With regards to my ideas on the watches that delve into the physical watches themselves, I have to begin to think about the images and what I want them to tell. When I initially started with my macro ideas, I was able to make the technical side of the images, however I was unable to actually begin to incorporate a narrative within the pictures. Now for my current ideas, I want this to be something that actually can be seen from the viewer.
So I decided that the best way to start thinking about this would be looking at anthropology, but more specifically in art, in which I came across this article that looks at the idea.
In the beginning of this work, it gives us a brief look at the ways we work in contemporary art nowadays ” approaching creativity and meaning of something often emergent rather than prefigured or planned” (Schneider and Wright, 2013) The article then goes on to talk about various artists that use anthropology in different ways. The first artist Pia Arke delves in the terms of the denarrating her pictures of her birthplace. For her work Arke made a series of artistic investigations into thousands of family albums and colonists’ and scientific explorers photos of these remote places; the result of this challenge the prevailing, well-meaning views of art historians on certain timeless qualities and situated the subject: in its colonial and post-colonial context. Her work address anthropological themes today, but it also brings up the point that as editors, we make subjective choices.

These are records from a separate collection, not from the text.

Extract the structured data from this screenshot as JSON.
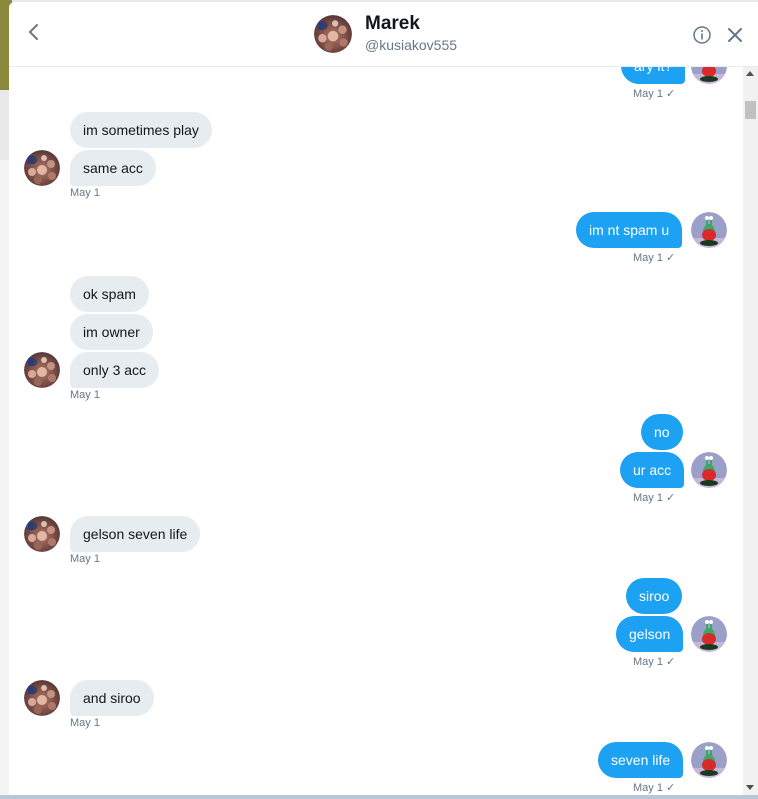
{
  "header": {
    "name": "Marek",
    "handle": "@kusiakov555",
    "back_icon": "chevron-left-icon",
    "info_icon": "info-icon",
    "close_icon": "close-icon"
  },
  "colors": {
    "outgoing_bubble": "#1da1f2",
    "incoming_bubble": "#e6ecf0",
    "meta_text": "#657786"
  },
  "messages": {
    "m0": {
      "text": "ary it?",
      "meta": "May 1 ✓"
    },
    "m1": {
      "text": "im sometimes play"
    },
    "m2": {
      "text": "same acc",
      "meta": "May 1"
    },
    "m3": {
      "text": "im nt spam u",
      "meta": "May 1 ✓"
    },
    "m4": {
      "text": "ok spam"
    },
    "m5": {
      "text": "im owner"
    },
    "m6": {
      "text": "only 3 acc",
      "meta": "May 1"
    },
    "m7": {
      "text": "no"
    },
    "m8": {
      "text": "ur acc",
      "meta": "May 1 ✓"
    },
    "m9": {
      "text": "gelson seven life",
      "meta": "May 1"
    },
    "m10": {
      "text": "siroo"
    },
    "m11": {
      "text": "gelson",
      "meta": "May 1 ✓"
    },
    "m12": {
      "text": "and siroo",
      "meta": "May 1"
    },
    "m13": {
      "text": "seven life",
      "meta": "May 1 ✓"
    }
  }
}
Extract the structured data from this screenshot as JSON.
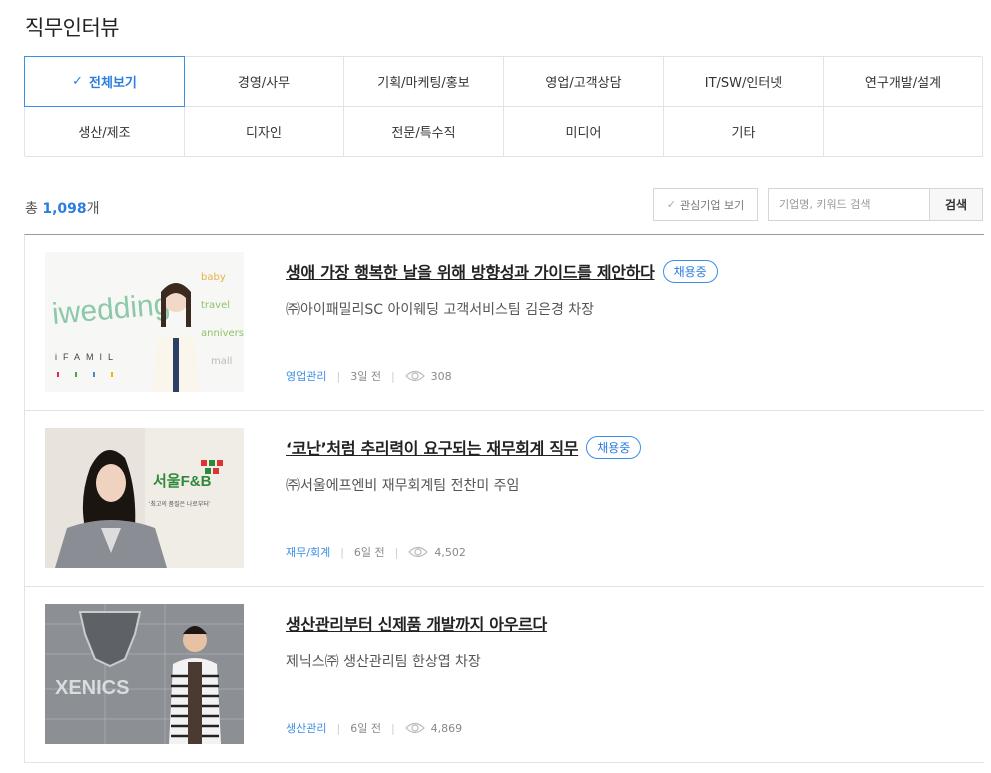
{
  "page_title": "직무인터뷰",
  "categories": [
    {
      "label": "전체보기",
      "active": true
    },
    {
      "label": "경영/사무"
    },
    {
      "label": "기획/마케팅/홍보"
    },
    {
      "label": "영업/고객상담"
    },
    {
      "label": "IT/SW/인터넷"
    },
    {
      "label": "연구개발/설계"
    },
    {
      "label": "생산/제조"
    },
    {
      "label": "디자인"
    },
    {
      "label": "전문/특수직"
    },
    {
      "label": "미디어"
    },
    {
      "label": "기타"
    },
    {
      "label": ""
    }
  ],
  "count": {
    "prefix": "총 ",
    "value": "1,098",
    "suffix": "개"
  },
  "toolbar": {
    "fav_label": "관심기업 보기",
    "search_placeholder": "기업명, 키워드 검색",
    "search_button": "검색"
  },
  "items": [
    {
      "title": "생애 가장 행복한 날을 위해 방향성과 가이드를 제안하다",
      "badge": "채용중",
      "subtitle": "㈜아이패밀리SC 아이웨딩 고객서비스팀 김은경 차장",
      "category": "영업관리",
      "date": "3일 전",
      "views": "308",
      "thumb_text": "iwedding",
      "thumb_sub": "iFAMIL",
      "thumb_side": [
        "baby",
        "travel",
        "anniversary",
        "mall"
      ]
    },
    {
      "title": "‘코난’처럼 추리력이 요구되는 재무회계 직무",
      "badge": "채용중",
      "subtitle": "㈜서울에프엔비 재무회계팀 전찬미 주임",
      "category": "재무/회계",
      "date": "6일 전",
      "views": "4,502",
      "thumb_text": "서울F&B",
      "thumb_sub": "‘최고의 품질은 나로부터’"
    },
    {
      "title": "생산관리부터 신제품 개발까지 아우르다",
      "badge": "",
      "subtitle": "제닉스㈜ 생산관리팀 한상엽 차장",
      "category": "생산관리",
      "date": "6일 전",
      "views": "4,869",
      "thumb_text": "XENICS"
    }
  ],
  "colors": {
    "accent": "#2b7de0"
  }
}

Today in art, a huge body of work is made all the time, but a majority of the work is looked at as “an assemblage of work by practitioners from different backgrounds without really exploring in any depth that can gained from these juxtapositions.” (Schneider and Wright, 2013) For me, I take this as looking at various artists and looking at what exactly has influenced them in their work to create these pieces, and how actually these different ideas can help us make an interesting body of work.

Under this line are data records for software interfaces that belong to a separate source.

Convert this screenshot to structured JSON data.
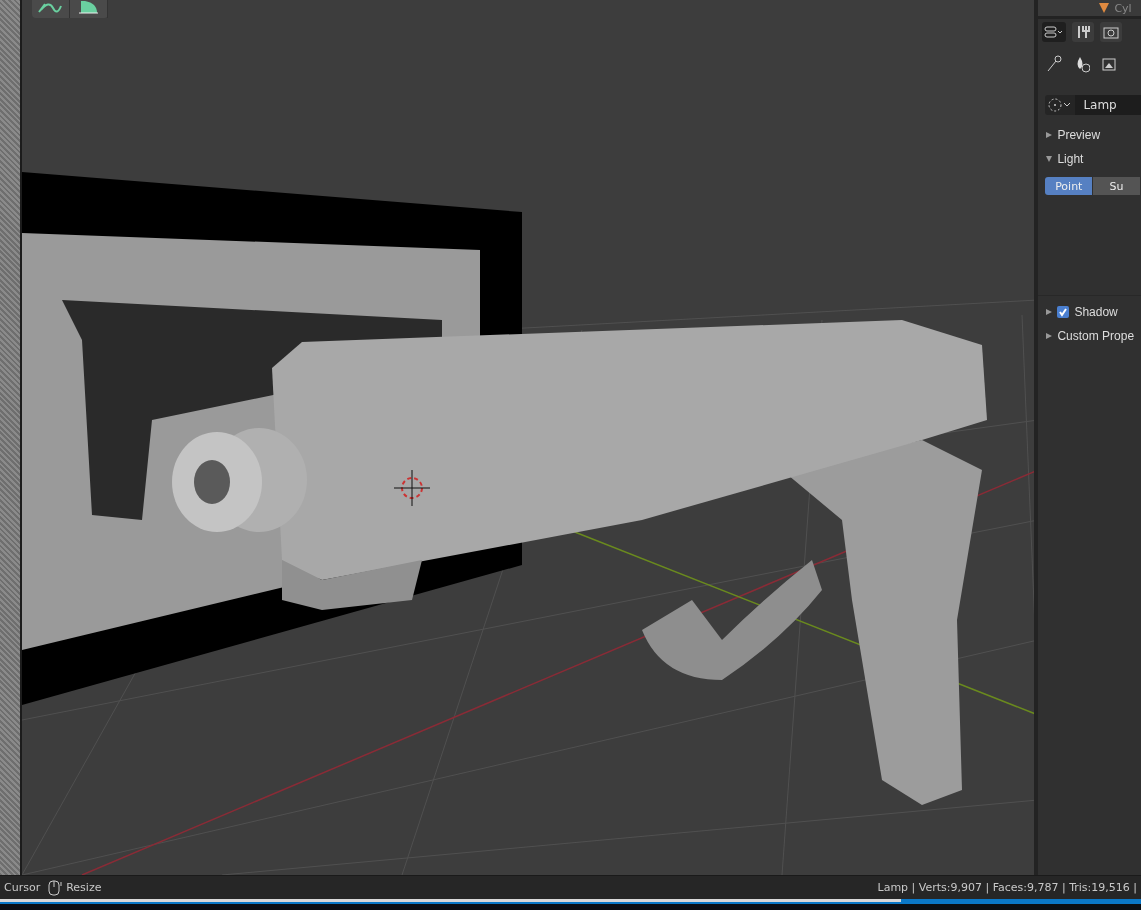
{
  "outliner": {
    "item": "Cyl"
  },
  "properties": {
    "data_block": "Lamp",
    "panels": [
      {
        "label": "Preview",
        "expanded": false
      },
      {
        "label": "Light",
        "expanded": true
      }
    ],
    "light_types": [
      {
        "label": "Point",
        "selected": true
      },
      {
        "label": "Su",
        "selected": false
      }
    ],
    "subpanels": [
      {
        "label": "Shadow",
        "expanded": false,
        "checked": true
      },
      {
        "label": "Custom Prope",
        "expanded": false
      }
    ]
  },
  "status_bar": {
    "hints": [
      "Cursor",
      "Resize"
    ],
    "stats": "Lamp | Verts:9,907 | Faces:9,787 | Tris:19,516 |"
  },
  "progress": {
    "level": 0.79
  }
}
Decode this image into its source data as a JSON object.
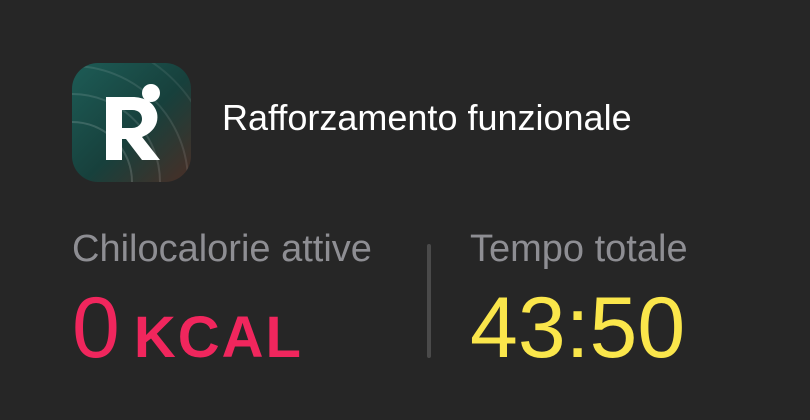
{
  "workout": {
    "app_icon": "strength-app-icon",
    "title": "Rafforzamento funzionale"
  },
  "metrics": {
    "active_calories": {
      "label": "Chilocalorie attive",
      "value": "0",
      "unit": "KCAL",
      "color": "#f0265d"
    },
    "total_time": {
      "label": "Tempo totale",
      "value": "43:50",
      "color": "#fae64b"
    }
  },
  "colors": {
    "background": "#262626",
    "label": "#8e8e93",
    "title": "#ffffff"
  }
}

However we don’t always have to rely on records to give us more information. Rather, we can actually speak to other people to gain first hand knowledge from them as well. Anthony Luvera is one artist who looks at this aspect in his residency series. I will talk more about this project in another blog post, but for now I will focus on the how and its relevance. For ethnography, speaking to the subjects is probably more important then the final pieces sometimes. Sometimes this can actually be a long-term commitment before any picture is actually made. So for anthropology, this is a similar thing as you have to maintain contact with collaborators. It’s interesting to think of this as this whole process actually helps tell us as the image maker on building up the relevant knowledge so that we can create a narrative within our images; we aren’t making the image blind at all. To be able to know what you are talking about is quite critical as what you may portray in your images might not be exactly what you want. With Luvera’s images on the homeless in residency, they are completely opposite to what we traditionally think of homeless pictures. So how do we know what we are taking is the right way to portray the subject or object without knowing the key details?
Not long after this, the book talks about “anthropologists have traditionally aimed to be site-specific in their fieldwork and representations of their fieldwork” (Schneider and Wright, 2013) which has a direct link to my project at the minute of it being site-specific to Coventry. By doing the initial research of the History of Coventry, I have begun to narrow down on the site and what I want to look at exactly. So for me, I may not be exactly be on the lines on anthropology, but I am still abiding by the same ‘rules’ of sticking to one place and researching into it.
Perhaps what is more relevant to what I am looking at at the moment in this article is that “many accounts of the relationship between art and anthropology focus on its historically and politically contingent role and colonial and postcolonial regimes.”(Schneider and Wright, 2013) This in particular is relevant to the idea of the historical value that watches have in Coventry, but also what they hold towards the person who owns it. We think of how people back in the 19th century worked hard on these objects, studying into how they made them and how they treated them has a lot of value.
For me, this was what I took from the book that had the most relevance to me with regards to what I am looking at now; the rest of it was filled with artists that has no real relevance and was more on a focus on anthropology as the instead. However reading everything has been of tremendous value to me with regards on how to not just see an image as an image, but more so on the story that it tells us. However that story can’t be made out of nothing; there has to be more research either into that person/object or into the area or even other artists so that you can build up your own knowledge for the subject area you are working on.
Schneider, A. and Wright, C. (2013). Anthropology and art practice. Bloomsbury Academic, pp.1-21.